◆ **Record excerpts**:
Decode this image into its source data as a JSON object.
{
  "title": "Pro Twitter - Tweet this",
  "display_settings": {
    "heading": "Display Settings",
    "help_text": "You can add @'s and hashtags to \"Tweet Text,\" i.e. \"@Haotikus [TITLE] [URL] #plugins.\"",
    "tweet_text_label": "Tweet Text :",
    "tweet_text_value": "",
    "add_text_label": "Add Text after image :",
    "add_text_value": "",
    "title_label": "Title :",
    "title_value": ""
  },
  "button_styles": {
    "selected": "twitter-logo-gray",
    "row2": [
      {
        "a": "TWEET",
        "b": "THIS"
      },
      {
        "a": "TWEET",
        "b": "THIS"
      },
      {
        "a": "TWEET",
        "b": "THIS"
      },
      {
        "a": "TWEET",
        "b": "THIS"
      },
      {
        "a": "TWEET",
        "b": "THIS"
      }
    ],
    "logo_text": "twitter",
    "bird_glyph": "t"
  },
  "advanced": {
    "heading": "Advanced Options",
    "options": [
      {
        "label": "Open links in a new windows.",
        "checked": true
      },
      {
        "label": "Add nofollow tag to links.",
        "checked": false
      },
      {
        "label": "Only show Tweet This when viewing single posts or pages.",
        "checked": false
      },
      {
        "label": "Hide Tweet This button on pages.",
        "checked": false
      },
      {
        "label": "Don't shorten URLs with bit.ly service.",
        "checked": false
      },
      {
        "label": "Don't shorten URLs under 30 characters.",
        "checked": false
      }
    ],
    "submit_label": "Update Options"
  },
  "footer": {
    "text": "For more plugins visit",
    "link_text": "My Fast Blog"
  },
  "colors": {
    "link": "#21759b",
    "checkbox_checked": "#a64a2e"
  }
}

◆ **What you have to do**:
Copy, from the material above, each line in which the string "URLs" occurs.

◆ **Response area**:
        "label": "Don't shorten URLs with bit.ly service.",
        "label": "Don't shorten URLs under 30 characters.",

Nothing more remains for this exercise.